  34. 34.
    Lew WY, Bayna E, Molle ED, Dalton ND, Lai NC, Bhargava V, Mendiola V, Clopton P, Tang T (2013) Recurrent exposure to subclinical lipopolysaccharide increases mortality and induces cardiac fibrosis in mice. PLoS ONE 8(4):e61057CrossRefGoogle Scholar
  35. 35.
    Alaidarous M, Ve T, Casey LW, Valkov E, Ericsson DJ, Ullah MO, Schembri MA, Mansell A, Sweet MJ, Kobe B (2014) Mechanism of bacterial interference with TLR4 signaling by Brucella Toll/interleukin-1 receptor domain-containing protein TcpB. J Biol Chem 289(2):654–668CrossRefGoogle Scholar
  36. 36.
    Snyder GA, Deredge D, Waldhuber A, Fresquez T, Wilkins DZ, Smith PT, Durr S, Cirl C, Jiang J, Jennings W, Luchetti T, Snyder N, Sundberg EJ, Wintrode P, Miethke T, Xiao TS (2014) Crystal structures of the Toll/Interleukin-1 receptor (TIR) domains from the Brucella protein TcpB and host adaptor TIRAP reveal mechanisms of molecular mimicry. J Biol Chem 289(2):669–679CrossRefGoogle Scholar
  37. 37.
    Vyncke L, Bovijn C, Pauwels E, Van Acker T, Ruyssinck E, Burg E, Tavernier J, Peelman F (2016) Reconstructing the TIR Side of the Myddosome: a Paradigm for TIR-TIR Interactions. Structure 24(3):437–447CrossRefGoogle Scholar
  38. 38.
    Rana RR, Simpson P, Zhang M, Jennions M, Ukegbu C, Spear AM, Alguel Y, Matthews SJ, Atkins HS, Byrne B (2011) Yersinia pestis TIR-domain protein forms dimers that interact with the human adaptor protein MyD88. Microb Pathog 51(3):89–95CrossRefGoogle Scholar
  39. 39.
    Newman RM, Salunkhe P, Godzik A, Reed JC (2006) Identification and characterization of a novel bacterial virulence factor that shares homology with mammalian Toll/interleukin-1 receptor family proteins. Infect Immun 74(1):594–601CrossRefGoogle Scholar
  40. 40.
    Cirl C, Wieser A, Yadav M, Duerr S, Schubert S, Fischer H, Stappert D, Wantia N, Rodriguez N, Wagner H, Svanborg C, Miethke T (2008) Subversion of Toll-like receptor signaling by a unique family of bacterial Toll/interleukin-1 receptor domain-containing proteins. Nat Med 14(4):399–406CrossRefGoogle Scholar

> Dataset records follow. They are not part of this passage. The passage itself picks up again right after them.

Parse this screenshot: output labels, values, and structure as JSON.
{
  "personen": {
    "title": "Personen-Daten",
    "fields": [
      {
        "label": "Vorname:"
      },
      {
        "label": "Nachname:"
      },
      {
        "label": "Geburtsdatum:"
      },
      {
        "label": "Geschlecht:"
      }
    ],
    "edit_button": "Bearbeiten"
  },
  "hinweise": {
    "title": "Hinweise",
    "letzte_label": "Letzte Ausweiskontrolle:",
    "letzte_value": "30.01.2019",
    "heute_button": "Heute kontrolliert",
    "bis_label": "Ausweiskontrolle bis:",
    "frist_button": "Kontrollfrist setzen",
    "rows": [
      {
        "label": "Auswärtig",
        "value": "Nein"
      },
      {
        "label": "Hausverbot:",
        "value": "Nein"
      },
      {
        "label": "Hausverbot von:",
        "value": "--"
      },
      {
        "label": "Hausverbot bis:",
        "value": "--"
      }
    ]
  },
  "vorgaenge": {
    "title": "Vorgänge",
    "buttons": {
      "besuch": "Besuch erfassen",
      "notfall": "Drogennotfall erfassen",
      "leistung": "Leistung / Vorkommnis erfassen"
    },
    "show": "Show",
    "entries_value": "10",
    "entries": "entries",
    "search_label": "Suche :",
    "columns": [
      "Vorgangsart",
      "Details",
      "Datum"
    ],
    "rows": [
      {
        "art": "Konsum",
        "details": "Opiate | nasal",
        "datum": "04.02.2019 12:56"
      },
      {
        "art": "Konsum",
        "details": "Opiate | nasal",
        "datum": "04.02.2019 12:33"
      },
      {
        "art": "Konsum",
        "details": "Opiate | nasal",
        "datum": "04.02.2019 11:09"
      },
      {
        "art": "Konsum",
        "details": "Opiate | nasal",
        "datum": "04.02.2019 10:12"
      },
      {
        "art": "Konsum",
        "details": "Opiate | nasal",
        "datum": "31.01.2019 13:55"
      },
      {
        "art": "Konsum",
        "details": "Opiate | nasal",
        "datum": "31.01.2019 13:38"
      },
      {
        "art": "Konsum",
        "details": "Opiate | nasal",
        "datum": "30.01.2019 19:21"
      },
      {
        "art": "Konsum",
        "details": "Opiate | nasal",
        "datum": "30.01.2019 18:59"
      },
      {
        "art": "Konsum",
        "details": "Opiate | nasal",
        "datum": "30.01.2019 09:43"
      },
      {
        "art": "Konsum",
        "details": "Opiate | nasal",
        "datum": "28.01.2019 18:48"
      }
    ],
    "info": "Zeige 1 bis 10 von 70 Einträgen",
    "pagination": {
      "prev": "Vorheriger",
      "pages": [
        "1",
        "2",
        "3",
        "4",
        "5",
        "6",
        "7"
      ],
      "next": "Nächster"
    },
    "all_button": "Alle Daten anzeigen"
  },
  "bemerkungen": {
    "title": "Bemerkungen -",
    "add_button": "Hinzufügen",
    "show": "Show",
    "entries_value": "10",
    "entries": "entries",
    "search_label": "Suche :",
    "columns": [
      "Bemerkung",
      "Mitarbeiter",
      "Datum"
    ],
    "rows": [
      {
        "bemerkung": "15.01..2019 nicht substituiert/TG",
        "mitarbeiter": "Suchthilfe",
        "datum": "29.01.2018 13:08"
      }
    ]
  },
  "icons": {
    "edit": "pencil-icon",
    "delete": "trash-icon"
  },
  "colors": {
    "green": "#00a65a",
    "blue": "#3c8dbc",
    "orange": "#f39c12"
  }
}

Copyright information

© Springer Nature B.V. 2019

Authors and Affiliations

  1. 1.Department of Orthopedics, Forth Medical CenterGeneral Hospital of the Chinese People’s Liberation ArmyBeijingPeople’s Republic of China
  2. 2.College of Bioscience and BioengineeringHebei University of Science and TechnologyShijiazhuangPeople’s Republic of China
  3. 3.Institute of Disease Control and PreventionBeijingPeople’s Republic of China
  4. 4.Department of Laboratory Medicine, The Third Medical CenterGeneral Hospital of the Chinese People’s Liberation ArmyBeijingPeople’s Republic of China

Personalised recommendations